45 tn In view of the use of the verb “can, be able to” in the first clause, this imperfect tense is given a potential nuance.
46 tn Gesenius notes that sometimes a negative statement takes the place of a conditional clause; here it is equal to “if a man sees me he does not live” (GKC 498 §159.gg). The other passages that teach this are Gen 32:30; Deut 4:33, 5:24, 26; Judg 6:22, 13:22, and Isa 6:5.
47 tn The deictic particle is used here simply to call attention to a place of God’s knowing and choosing.
48 tn Heb “and you will,” or interpretively, “where you will.”
50 tn The circumstantial clause is simply, “my hand [being] over you.” This protecting hand of Yahweh represents a fairly common theme in the Bible.
51 tn The construction has a preposition with an infinitive construct and a suffix: “while [or until] I pass by” (Heb “in the passing by of me”).
52 tn The plural “my backs” is according to Gesenius an extension plural (compare “face,” a dual in Hebrew). The word denotes a locality in general, but that is composed of numerous parts (see GKC 397 §124.b). W. C. Kaiser says that since God is a spirit, the meaning of this word could just as easily be rendered “after effects” of his presence (“Exodus,” EBC 2:484). As S. R. Driver says, though, while this may indicate just the “afterglow” that he leaves behind him, it was enough to suggest what the full brilliancy of his presence must be (Exodus, 363; see also Job 26:14).

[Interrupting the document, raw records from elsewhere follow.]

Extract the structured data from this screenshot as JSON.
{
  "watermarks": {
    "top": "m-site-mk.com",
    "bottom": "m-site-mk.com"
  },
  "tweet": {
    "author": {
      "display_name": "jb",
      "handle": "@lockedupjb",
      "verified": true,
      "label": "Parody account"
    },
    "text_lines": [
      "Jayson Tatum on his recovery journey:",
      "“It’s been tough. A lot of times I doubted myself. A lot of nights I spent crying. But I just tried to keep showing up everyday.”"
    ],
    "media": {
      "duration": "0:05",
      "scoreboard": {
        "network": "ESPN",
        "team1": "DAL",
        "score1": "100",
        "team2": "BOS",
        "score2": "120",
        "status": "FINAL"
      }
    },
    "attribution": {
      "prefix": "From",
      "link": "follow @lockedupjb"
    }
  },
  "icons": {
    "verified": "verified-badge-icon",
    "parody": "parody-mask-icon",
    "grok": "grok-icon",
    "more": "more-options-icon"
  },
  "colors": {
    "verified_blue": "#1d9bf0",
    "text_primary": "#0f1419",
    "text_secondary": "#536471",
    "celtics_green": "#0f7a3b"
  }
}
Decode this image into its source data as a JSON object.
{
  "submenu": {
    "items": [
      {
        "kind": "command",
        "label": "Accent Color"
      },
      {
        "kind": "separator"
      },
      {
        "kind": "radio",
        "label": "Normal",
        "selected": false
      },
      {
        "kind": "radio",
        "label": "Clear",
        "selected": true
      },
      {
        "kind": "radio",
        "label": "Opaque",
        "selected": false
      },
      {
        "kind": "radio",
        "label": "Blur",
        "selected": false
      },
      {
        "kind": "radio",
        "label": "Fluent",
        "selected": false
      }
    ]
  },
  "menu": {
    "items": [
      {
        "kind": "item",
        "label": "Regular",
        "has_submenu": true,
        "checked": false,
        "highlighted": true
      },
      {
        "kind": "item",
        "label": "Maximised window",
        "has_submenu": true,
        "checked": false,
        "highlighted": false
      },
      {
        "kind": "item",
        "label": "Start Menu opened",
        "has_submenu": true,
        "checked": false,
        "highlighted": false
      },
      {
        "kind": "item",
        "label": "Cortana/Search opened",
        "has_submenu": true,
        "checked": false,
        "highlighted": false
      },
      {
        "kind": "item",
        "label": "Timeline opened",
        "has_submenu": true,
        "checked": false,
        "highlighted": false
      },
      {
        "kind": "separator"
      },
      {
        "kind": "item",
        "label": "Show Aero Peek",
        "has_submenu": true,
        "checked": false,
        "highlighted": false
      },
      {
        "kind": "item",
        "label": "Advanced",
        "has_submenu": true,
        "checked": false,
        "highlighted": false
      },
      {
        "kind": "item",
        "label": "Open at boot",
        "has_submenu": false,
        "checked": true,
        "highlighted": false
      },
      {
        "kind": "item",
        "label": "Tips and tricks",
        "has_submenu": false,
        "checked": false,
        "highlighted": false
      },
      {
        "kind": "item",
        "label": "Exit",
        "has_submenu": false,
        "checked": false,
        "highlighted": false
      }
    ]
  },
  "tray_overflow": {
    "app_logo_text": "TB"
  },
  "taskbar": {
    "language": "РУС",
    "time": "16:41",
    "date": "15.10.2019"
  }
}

53 tn The Niphal imperfect could simply be rendered “will not be seen,” but given the emphasis of the preceding verses, it is more binding than that, and so a negated obligatory imperfect fits better: “it must not be seen.” It would also be possible to render it with a potential imperfect tense: “it cannot be seen.”